Most important, though, is how size affects the way diapers are sold. The shelves along the aisles of a supermarket are divided into increments of four feet, and the space devoted to a given product category is almost always a multiple of that. Diapers, for example, might be presented as a twenty-foot set. But when diapers were at their bulkiest the space reserved for them was never enough. “You could only get a limited number on the shelf,” says Sue Klug, the president of Catalina Marketing Solutions and a former executive for Albertson’s and Safeway. “Say you only had six bags. Someone comes in and buys a few, and then someone else comes in and buys a few more. Now you’re out of stock until someone reworks the shelf, which in some supermarkets might be a day or two.” Out-of-stock rates are already a huge problem in the retail business. At any given time, only about ninety-two per cent of the products that a store is supposed to be carrying are actually on the shelf–which, if you consider that the average supermarket has thirty-five thousand items, works out to twenty-eight hundred products that are simply not there. (For a highly efficient retailer like Wal-Mart, in-stock rates might be as high as ninety-nine per cent; for a struggling firm, they might be in the low eighties.) But, for a fast-moving, bulky item like diapers, the problem of restocking was much worse. Supermarkets could have allocated more shelf space to diapers, of course, but diapers aren’t a particularly profitable category for retailers–profit margins are about half what they are for the grocery department. So retailers would much rather give more shelf space to a growing and lucrative category like bottled water. “It’s all a trade-off,” Klug says. “If you expand diapers four feet, you’ve got to give up four feet of something else.” The only way diaper-makers could insure that their products would actually be on the shelves was to make the products smaller, so they could fit twelve bags into the space of six. And if you can fit twelve bags on a shelf, you can introduce different kinds of diapers. You can add pull-ups and premium diapers and low-cost private-label diapers, all of which give parents more options.

“We cut the cost of trucking in half,” says Ralph Drayer, who was in charge of logistics for Procter & Gamble for many years and now runs his own supply-chain consultancy in Cincinnati. “We cut the cost of storage in half. We cut handling in half, and we cut the cost of the store shelf in half, which is probably the most expensive space in the whole chain.” Everything in the diaper world, from plant closings and trucking routes to product improvements and consumer choice and convenience, turns, in the end, on the fact that Harmon and Harper’s absorbent core was smaller than Victor Mills’s.
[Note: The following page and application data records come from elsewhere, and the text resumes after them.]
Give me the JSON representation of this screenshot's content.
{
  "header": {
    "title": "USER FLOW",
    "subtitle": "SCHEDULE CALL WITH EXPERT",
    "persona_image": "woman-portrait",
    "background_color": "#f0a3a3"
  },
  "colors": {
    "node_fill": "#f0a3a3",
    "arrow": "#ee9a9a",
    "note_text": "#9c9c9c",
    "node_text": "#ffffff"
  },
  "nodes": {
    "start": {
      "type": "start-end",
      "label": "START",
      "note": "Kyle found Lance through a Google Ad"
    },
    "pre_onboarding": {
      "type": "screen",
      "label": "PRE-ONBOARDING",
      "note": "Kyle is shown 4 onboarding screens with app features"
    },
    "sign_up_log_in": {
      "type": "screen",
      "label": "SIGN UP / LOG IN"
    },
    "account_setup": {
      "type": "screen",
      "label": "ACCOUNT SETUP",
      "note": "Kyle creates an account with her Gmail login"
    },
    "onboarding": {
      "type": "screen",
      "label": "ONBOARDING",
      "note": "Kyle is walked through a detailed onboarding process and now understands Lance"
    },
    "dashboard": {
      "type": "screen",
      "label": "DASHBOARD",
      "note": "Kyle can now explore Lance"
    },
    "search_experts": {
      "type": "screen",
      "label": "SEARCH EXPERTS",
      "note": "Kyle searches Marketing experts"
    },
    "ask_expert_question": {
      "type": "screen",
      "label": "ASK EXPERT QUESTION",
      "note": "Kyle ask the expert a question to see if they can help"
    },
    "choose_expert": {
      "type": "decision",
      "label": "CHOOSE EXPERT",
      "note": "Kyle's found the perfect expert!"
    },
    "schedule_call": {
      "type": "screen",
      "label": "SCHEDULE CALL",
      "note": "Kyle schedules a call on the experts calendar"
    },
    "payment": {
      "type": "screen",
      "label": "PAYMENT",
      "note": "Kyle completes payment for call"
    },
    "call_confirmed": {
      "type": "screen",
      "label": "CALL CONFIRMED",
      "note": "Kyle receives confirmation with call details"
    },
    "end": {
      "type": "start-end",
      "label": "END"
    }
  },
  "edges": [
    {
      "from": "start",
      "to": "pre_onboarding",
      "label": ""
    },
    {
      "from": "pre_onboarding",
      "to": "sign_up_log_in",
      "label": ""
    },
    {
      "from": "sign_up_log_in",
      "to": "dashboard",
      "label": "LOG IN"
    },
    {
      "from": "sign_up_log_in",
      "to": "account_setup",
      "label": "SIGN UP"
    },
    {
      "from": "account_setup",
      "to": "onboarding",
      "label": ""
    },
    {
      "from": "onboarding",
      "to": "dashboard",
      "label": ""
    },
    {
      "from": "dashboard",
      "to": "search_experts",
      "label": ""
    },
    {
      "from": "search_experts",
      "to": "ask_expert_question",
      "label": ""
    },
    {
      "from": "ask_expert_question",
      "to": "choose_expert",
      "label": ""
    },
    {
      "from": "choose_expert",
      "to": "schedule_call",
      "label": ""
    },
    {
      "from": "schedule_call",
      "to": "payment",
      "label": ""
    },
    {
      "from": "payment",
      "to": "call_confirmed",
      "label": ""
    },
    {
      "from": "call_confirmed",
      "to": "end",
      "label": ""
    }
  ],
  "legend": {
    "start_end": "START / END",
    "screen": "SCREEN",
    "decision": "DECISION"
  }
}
The shame of it, though, is that Harmon and Harper have never been properly celebrated for their accomplishment. Victor Mills is the famous one. When he died, he was given a Times obituary, in which he was called “the father of disposable diapers.” When Carlyle Harmon died, seven months earlier, he got four hundred words in Utah’s Deseret News, stressing his contributions to the Mormon Church. We tend to credit those who create an idea, not those who perfect it, forgetting that it is often only in the perfection of an idea that true progress occurs. Putting sixty-four transistors on a chip allowed people to dream of the future. Putting four million transistors on a chip actually gave them the future. The diaper is no different. The paper diaper changed parenting. But a diaper that could hold four insults without leakage, keep a baby’s skin dry, clear an insult in twenty seconds flat, and would nearly always be in stock, even if you arrived at the supermarket at eight o’clock in the evening–and that would keep getting better at all those things, year in and year out–was another thing altogether. This was more than a good idea. This was something like perfection.